Twenty-two teachers in the Yankton School District were informed Thursday and Friday that they would not be offered contracts for the 2011-2012 school year. In addition, 39 coaching and advisor positions were eliminated in the first round of cuts in what school officials say will be a deep cut into the district’s work force.
“Cutting teachers is never a step a school district wants to take,” said superintendent Dr. Joseph Gertsema Friday. “But state law says that all certified contracts have to be board-approved by April 15. With the district facing a $1.5 million known deficit, an additional $1.6 million revenue shortfall based on cuts made by the Legislature and a declining enrollment, we were left with no choice but to make cuts to the certified staff at this time.”
Notified that they would not be offered contracts at this time were:
• High school: Jill Metheny, Carri Hales and Patricia Kortan;
• Middle school: Stephanie Bernatow, Drew Lawrence, Charlene Arens, Rhonda Hofer and Gayle Johnson;
• Beadle Elementary: Sheryl Blackinton, Caitlin Iddings, Peggy Schortzman and Kimberly Eide;
• Lincoln Elementary: Erika Hansen, Molly Lindgren, Karen Baker and Laura Nedved;
• Stewart Elementary: Jackie Jerke, Kelli Simonsen and JoAnn Syrovatka;
• Webster Elementary: Kathy Frank and Jennifer Kapla.
While the cuts to the certified teaching staff seem steep, Gertsema warned that the savings do not come close to satisfying the budget shortfall facing the district and that cuts to programs and non-certified staff will be announced at a later date.
In addition to the 22 teaching positions 39 coaching and advisor positions were eliminated, most of them directly affecting 5-8th grade activities.
Those positions eliminated are:
• Two fifth grade boys’ basketball coaches
• Two fifth grade girls’ basketball coaches;
• Two sixth grade girls’ basketball coaches;
• Two sixth grade boys’ basketball coaches;
• Three fifth-sixth grade track coaches;
• Two fifth-eighth grade gymnastics coaches;
• Two seventh grade boys’ basketball coaches;
• Two seventh grade girls’ basketball coaches;

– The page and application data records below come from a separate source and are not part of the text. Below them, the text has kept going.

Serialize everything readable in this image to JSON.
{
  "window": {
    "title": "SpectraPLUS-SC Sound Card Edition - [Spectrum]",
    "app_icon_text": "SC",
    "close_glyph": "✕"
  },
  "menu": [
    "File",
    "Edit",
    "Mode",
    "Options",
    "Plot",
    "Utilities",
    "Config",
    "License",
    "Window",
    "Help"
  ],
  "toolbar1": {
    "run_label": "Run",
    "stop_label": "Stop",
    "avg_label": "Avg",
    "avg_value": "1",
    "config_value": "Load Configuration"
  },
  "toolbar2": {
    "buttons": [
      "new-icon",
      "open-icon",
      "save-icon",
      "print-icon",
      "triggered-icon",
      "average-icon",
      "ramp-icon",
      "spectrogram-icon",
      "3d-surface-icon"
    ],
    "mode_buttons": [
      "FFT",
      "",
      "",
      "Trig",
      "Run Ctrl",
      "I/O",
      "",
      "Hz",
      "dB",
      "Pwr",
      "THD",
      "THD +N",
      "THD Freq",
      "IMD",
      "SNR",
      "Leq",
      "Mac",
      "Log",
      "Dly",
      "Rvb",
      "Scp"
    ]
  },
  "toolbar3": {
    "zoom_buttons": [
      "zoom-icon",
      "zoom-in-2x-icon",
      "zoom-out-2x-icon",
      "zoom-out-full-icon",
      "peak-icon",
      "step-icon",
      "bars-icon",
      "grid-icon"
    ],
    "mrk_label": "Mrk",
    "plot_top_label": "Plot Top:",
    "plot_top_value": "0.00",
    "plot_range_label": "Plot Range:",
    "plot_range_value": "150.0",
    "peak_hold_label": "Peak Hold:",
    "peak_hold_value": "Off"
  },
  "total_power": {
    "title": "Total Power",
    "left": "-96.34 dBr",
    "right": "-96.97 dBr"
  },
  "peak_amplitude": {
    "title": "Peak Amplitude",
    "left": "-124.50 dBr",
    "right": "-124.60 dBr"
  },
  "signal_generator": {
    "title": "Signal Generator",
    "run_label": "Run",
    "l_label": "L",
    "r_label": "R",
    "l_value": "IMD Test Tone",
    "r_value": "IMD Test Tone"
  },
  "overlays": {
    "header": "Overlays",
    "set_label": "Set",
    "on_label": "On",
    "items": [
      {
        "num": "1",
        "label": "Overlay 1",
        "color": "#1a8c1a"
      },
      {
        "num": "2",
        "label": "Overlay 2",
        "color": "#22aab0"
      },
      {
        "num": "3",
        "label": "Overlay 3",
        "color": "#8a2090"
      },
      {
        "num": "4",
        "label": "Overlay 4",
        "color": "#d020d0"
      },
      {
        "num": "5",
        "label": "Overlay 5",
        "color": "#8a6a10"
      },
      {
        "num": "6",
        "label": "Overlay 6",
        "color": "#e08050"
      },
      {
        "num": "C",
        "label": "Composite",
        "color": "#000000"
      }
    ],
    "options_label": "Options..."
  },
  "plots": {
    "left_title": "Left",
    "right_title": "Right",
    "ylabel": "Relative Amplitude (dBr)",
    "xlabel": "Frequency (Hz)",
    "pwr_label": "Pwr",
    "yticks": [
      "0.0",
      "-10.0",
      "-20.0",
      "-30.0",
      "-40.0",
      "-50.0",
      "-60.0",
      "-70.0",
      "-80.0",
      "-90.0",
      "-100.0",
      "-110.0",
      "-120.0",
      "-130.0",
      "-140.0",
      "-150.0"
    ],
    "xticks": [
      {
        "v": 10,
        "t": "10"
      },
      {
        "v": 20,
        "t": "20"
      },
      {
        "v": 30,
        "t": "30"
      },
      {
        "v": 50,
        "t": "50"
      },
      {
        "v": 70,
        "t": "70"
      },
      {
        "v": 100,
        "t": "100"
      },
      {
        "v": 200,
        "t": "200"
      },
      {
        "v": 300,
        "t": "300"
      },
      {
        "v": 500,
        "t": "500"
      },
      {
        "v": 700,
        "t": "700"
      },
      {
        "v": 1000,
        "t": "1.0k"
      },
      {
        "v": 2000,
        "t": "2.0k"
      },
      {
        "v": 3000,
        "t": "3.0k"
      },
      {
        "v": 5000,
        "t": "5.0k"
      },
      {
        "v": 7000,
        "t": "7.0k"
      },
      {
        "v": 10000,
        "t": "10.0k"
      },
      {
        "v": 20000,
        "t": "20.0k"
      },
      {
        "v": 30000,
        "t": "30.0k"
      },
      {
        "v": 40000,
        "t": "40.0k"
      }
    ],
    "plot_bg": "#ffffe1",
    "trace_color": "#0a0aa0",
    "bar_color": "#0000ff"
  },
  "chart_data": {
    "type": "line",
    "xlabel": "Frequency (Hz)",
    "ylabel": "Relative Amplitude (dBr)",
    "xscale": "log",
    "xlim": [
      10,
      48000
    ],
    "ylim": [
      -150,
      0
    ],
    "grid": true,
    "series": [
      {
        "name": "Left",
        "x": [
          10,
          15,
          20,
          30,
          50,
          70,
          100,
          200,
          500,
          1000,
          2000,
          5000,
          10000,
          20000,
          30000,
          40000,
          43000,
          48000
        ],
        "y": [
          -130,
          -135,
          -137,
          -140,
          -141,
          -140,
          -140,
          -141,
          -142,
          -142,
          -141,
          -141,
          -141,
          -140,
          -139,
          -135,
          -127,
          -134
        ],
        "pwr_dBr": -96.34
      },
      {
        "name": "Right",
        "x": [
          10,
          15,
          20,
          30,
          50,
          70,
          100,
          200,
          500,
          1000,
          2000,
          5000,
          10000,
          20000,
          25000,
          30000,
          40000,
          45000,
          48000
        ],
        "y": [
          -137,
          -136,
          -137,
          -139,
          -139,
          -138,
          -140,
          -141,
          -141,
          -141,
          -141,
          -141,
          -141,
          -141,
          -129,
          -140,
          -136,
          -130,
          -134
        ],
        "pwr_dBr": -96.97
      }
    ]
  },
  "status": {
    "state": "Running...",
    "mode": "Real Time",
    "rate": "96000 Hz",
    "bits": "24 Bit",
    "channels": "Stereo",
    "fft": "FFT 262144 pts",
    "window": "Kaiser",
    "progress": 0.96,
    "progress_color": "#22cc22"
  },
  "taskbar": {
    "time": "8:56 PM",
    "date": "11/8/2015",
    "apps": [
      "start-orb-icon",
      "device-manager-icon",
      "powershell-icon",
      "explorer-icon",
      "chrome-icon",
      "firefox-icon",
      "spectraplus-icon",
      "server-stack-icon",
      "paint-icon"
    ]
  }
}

• Two seventh grade volleyball coaches;
• Two seventh-eighth grade wrestling coaches;
• One seventh-eighth grade cross country coach;
• Four seventh-eighth grade track coaches;

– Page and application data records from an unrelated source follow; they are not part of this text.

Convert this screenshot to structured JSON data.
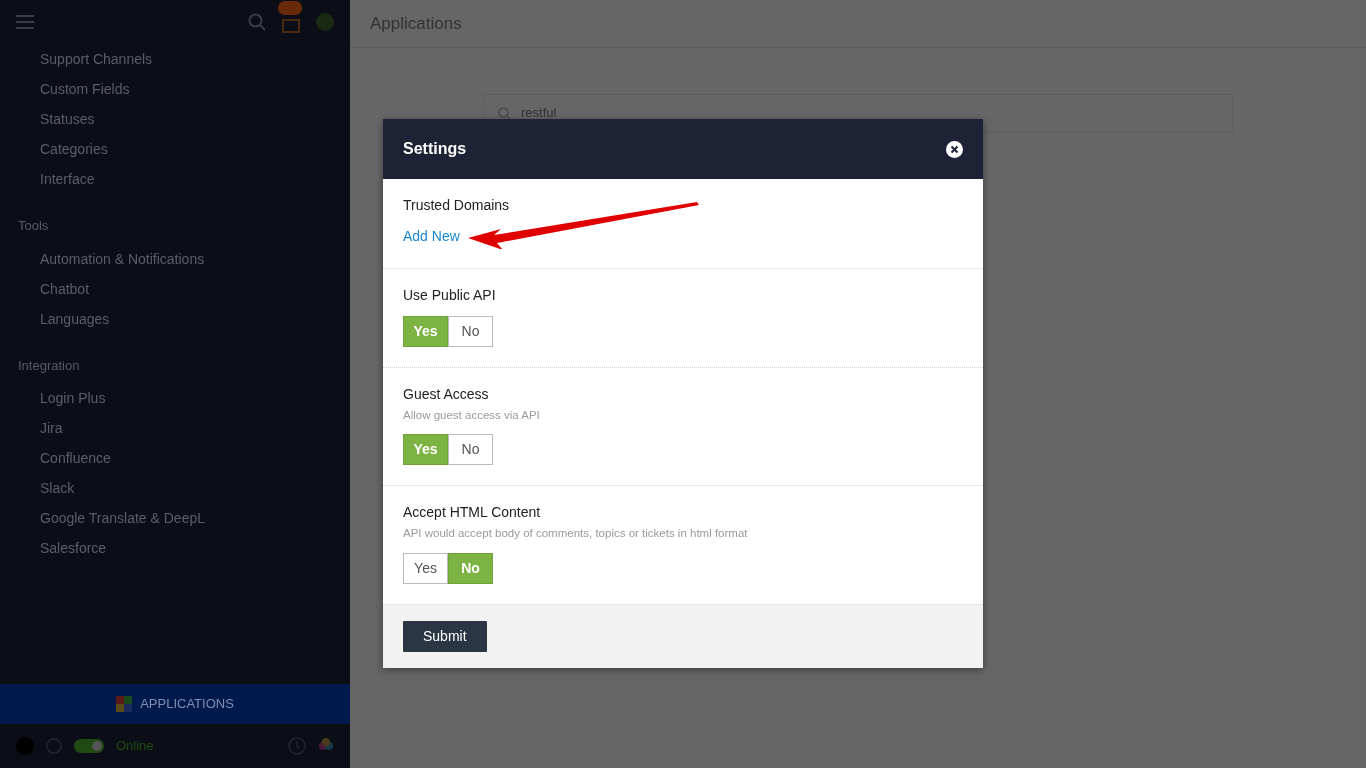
{
  "sidebar": {
    "groups": [
      {
        "items": [
          "Support Channels",
          "Custom Fields",
          "Statuses",
          "Categories",
          "Interface"
        ]
      },
      {
        "heading": "Tools",
        "items": [
          "Automation & Notifications",
          "Chatbot",
          "Languages"
        ]
      },
      {
        "heading": "Integration",
        "items": [
          "Login Plus",
          "Jira",
          "Confluence",
          "Slack",
          "Google Translate & DeepL",
          "Salesforce"
        ]
      }
    ],
    "active_item": {
      "label": "APPLICATIONS"
    },
    "status": {
      "online": true,
      "label": "Online"
    }
  },
  "page": {
    "title": "Applications",
    "search": {
      "value": "restful"
    }
  },
  "modal": {
    "title": "Settings",
    "sections": [
      {
        "kind": "link",
        "label": "Trusted Domains",
        "link": "Add New"
      },
      {
        "kind": "toggle",
        "label": "Use Public API",
        "options": [
          {
            "label": "Yes",
            "selected": true
          },
          {
            "label": "No",
            "selected": false
          }
        ]
      },
      {
        "kind": "toggle",
        "label": "Guest Access",
        "hint": "Allow guest access via API",
        "options": [
          {
            "label": "Yes",
            "selected": true
          },
          {
            "label": "No",
            "selected": false
          }
        ]
      },
      {
        "kind": "toggle",
        "label": "Accept HTML Content",
        "hint": "API would accept body of comments, topics or tickets in html format",
        "options": [
          {
            "label": "Yes",
            "selected": false
          },
          {
            "label": "No",
            "selected": true
          }
        ]
      }
    ],
    "submit": "Submit"
  }
}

• Four seventh-eighth grade football coaches;
• Two eighth grade girls’ basketball coaches;
• Two eighth grade volleyball coaches;
• Two eighth grade boys’ basketball coaches;

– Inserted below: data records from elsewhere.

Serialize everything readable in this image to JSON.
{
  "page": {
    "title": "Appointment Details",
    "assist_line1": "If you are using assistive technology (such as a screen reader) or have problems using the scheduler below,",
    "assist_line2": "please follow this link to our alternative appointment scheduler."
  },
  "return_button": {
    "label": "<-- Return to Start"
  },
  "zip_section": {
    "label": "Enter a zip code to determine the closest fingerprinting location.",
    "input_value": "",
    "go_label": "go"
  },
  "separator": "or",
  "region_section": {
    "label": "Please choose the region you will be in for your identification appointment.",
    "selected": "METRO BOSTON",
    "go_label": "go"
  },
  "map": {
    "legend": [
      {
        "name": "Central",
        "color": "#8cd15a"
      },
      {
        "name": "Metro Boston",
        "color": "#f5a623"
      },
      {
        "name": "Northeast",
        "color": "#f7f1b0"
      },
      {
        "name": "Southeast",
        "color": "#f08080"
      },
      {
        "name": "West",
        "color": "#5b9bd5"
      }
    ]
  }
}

• Two seventh-eighth grade Oral Interpretation advisors;
• Marching colorguard advisor;
“The unfortunate aspect of this is this is just the first round of cuts,” Gertsema said. “By law we had to notify the teachers by April 15, we are still looking at additional cuts to the non-certified staff as well as programs in the district.”
Gertsema said that, according to the teacher master contract, the following steps (in no particular order) were used to determine which positions would be eliminated:
• Student needs;
• Years of service to the district;
• Evaluation records;
• Recommendations of the administrative staff;
• Accreditation standards;
• Requirements of courses or grade level to be taught;
• Professional preparation;
• Experience in a similar position; and,
• Priority and/or elimination of programs.
“Unfortunately, the budget numbers speak for themselves,” said Yankton School Board member Verlin Ailts. “We are facing a $3.2 million shortage. Pending the results of the opt-out, these cuts keep some options open to the school board, including rehiring of teachers should more funding be found.”
While the district has been fielding numerous calls since the announcement of the opt-out was made, the frequency of the calls has significantly increased this week. In order to help address the commonly asked questions, district business manager Jason Bietz has set up a frequently asked questions page on the district website at www.ysd.k12.sd.us/optout/.
“As questions are asked and raised, we will do our best to keep the site updated,” he said. “There is an option where people can submit questions to be answered that is to email email@example.com, or there is a link on the page.”
The next opportunity for community members to address the Yankton School Board will be Monday at the regularly scheduled board meeting. However, based on the expected number of attendees to the meeting, district officials have moved the location from the administration building to the Yankton Middle School Auditorium.
“We hope that the community does come out and get involved with the process,” Gertsema said. “We have made a point to put all the information out to the public in as timely of a manner as possible. What people need to understand is our hands were very tied by how the process in the Legislature took place this year. From the time Gov. (Dennis) Daugaard released his budget in January until the session ended in mid-March, we were in a holding pattern waiting to see what would happen. Once we knew, we acted as fast as we could in the public’s best interest.”
Monday’s meeting will begin at 5:30 p.m. with 13 items on the agenda for discussion, including setting the date for the opt-out election.